§ **EXERCISE**
Output the entries word for word. Omit images.

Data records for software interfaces

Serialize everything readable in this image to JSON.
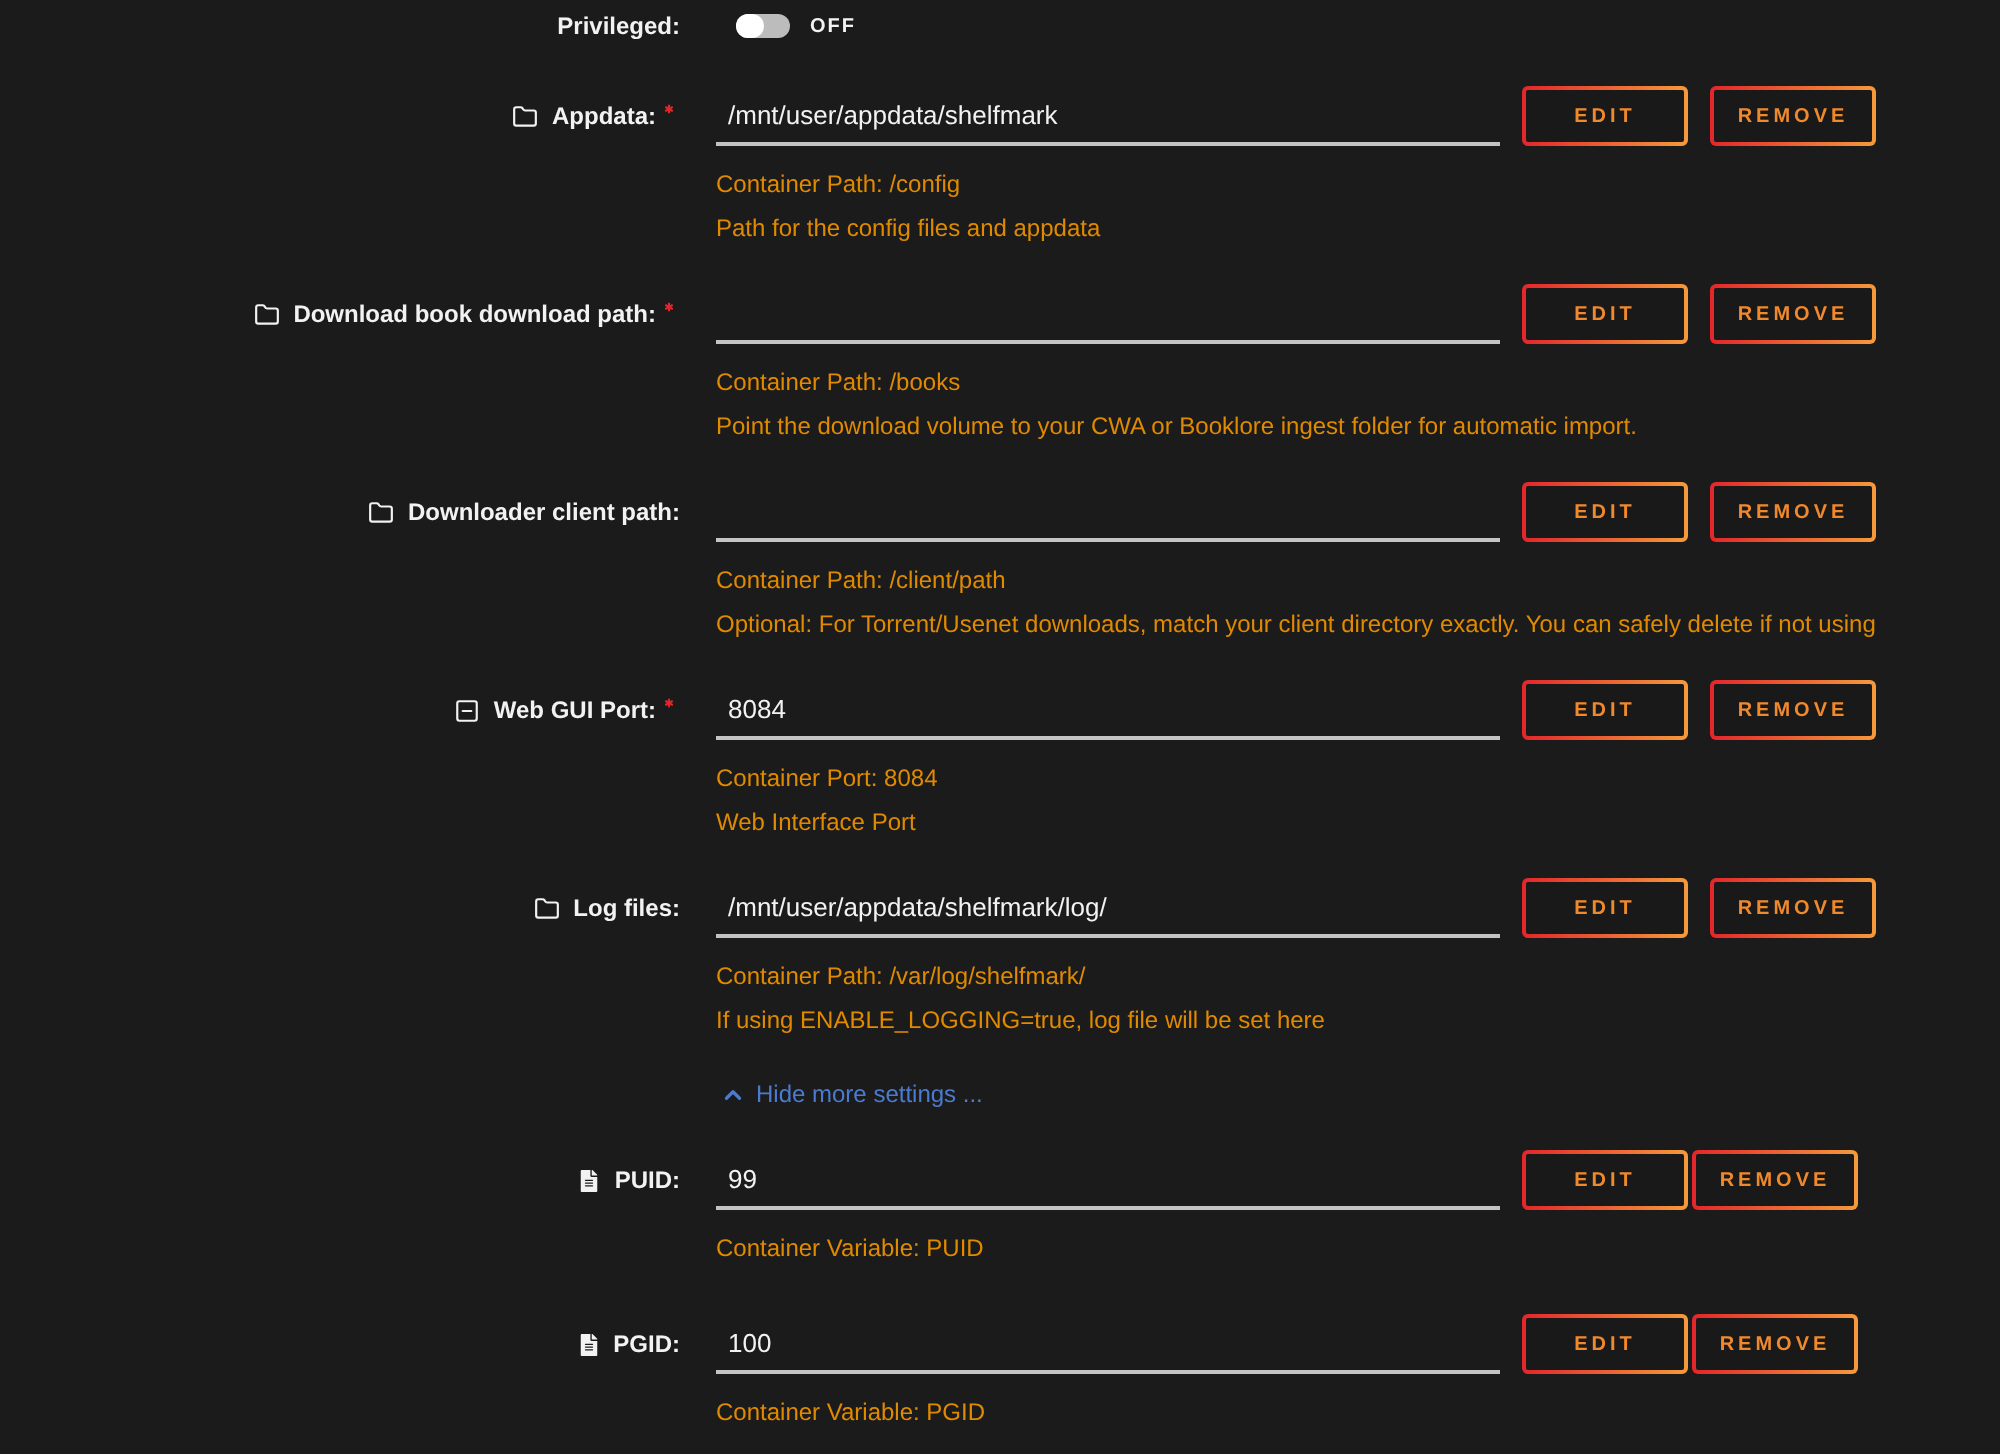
{
  "privileged": {
    "label": "Privileged:",
    "on": false,
    "state_label": "OFF"
  },
  "fields": [
    {
      "kind": "path",
      "label": "Appdata:",
      "required": true,
      "value": "/mnt/user/appdata/shelfmark",
      "container_info": "Container Path: /config",
      "description": "Path for the config files and appdata",
      "edit_button": "EDIT",
      "remove_button": "REMOVE"
    },
    {
      "kind": "path",
      "label": "Download book download path:",
      "required": true,
      "container_info": "Container Path: /books",
      "description": "Point the download volume to your CWA or Booklore ingest folder for automatic import.",
      "edit_button": "EDIT",
      "remove_button": "REMOVE"
    },
    {
      "kind": "path",
      "label": "Downloader client path:",
      "required": false,
      "container_info": "Container Path: /client/path",
      "description": "Optional: For Torrent/Usenet downloads, match your client directory exactly. You can safely delete if not using",
      "edit_button": "EDIT",
      "remove_button": "REMOVE"
    },
    {
      "kind": "port",
      "label": "Web GUI Port:",
      "required": true,
      "value": "8084",
      "container_info": "Container Port: 8084",
      "description": "Web Interface Port",
      "edit_button": "EDIT",
      "remove_button": "REMOVE"
    },
    {
      "kind": "path",
      "label": "Log files:",
      "required": false,
      "value": "/mnt/user/appdata/shelfmark/log/",
      "container_info": "Container Path: /var/log/shelfmark/",
      "description": "If using ENABLE_LOGGING=true, log file will be set here",
      "edit_button": "EDIT",
      "remove_button": "REMOVE"
    }
  ],
  "settings_toggle": {
    "label": "Hide more settings ...",
    "expanded": true
  },
  "more_fields": [
    {
      "kind": "variable",
      "label": "PUID:",
      "required": false,
      "value": "99",
      "container_info": "Container Variable: PUID",
      "edit_button": "EDIT",
      "remove_button": "REMOVE"
    },
    {
      "kind": "variable",
      "label": "PGID:",
      "required": false,
      "value": "100",
      "container_info": "Container Variable: PGID",
      "edit_button": "EDIT",
      "remove_button": "REMOVE"
    }
  ]
}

§ **ANSWER SPACE**
Serialize everything readable in this image to JSON.
{
  "privileged": {
    "label": "Privileged:",
    "on": false,
    "state_label": "OFF"
  },
  "fields": [
    {
      "kind": "path",
      "label": "Appdata:",
      "required": true,
      "value": "/mnt/user/appdata/shelfmark",
      "container_info": "Container Path: /config",
      "description": "Path for the config files and appdata",
      "edit_button": "EDIT",
      "remove_button": "REMOVE"
    },
    {
      "kind": "path",
      "label": "Download book download path:",
      "required": true,
      "container_info": "Container Path: /books",
      "description": "Point the download volume to your CWA or Booklore ingest folder for automatic import.",
      "edit_button": "EDIT",
      "remove_button": "REMOVE"
    },
    {
      "kind": "path",
      "label": "Downloader client path:",
      "required": false,
      "container_info": "Container Path: /client/path",
      "description": "Optional: For Torrent/Usenet downloads, match your client directory exactly. You can safely delete if not using",
      "edit_button": "EDIT",
      "remove_button": "REMOVE"
    },
    {
      "kind": "port",
      "label": "Web GUI Port:",
      "required": true,
      "value": "8084",
      "container_info": "Container Port: 8084",
      "description": "Web Interface Port",
      "edit_button": "EDIT",
      "remove_button": "REMOVE"
    },
    {
      "kind": "path",
      "label": "Log files:",
      "required": false,
      "value": "/mnt/user/appdata/shelfmark/log/",
      "container_info": "Container Path: /var/log/shelfmark/",
      "description": "If using ENABLE_LOGGING=true, log file will be set here",
      "edit_button": "EDIT",
      "remove_button": "REMOVE"
    }
  ],
  "settings_toggle": {
    "label": "Hide more settings ...",
    "expanded": true
  },
  "more_fields": [
    {
      "kind": "variable",
      "label": "PUID:",
      "required": false,
      "value": "99",
      "container_info": "Container Variable: PUID",
      "edit_button": "EDIT",
      "remove_button": "REMOVE"
    },
    {
      "kind": "variable",
      "label": "PGID:",
      "required": false,
      "value": "100",
      "container_info": "Container Variable: PGID",
      "edit_button": "EDIT",
      "remove_button": "REMOVE"
    }
  ]
}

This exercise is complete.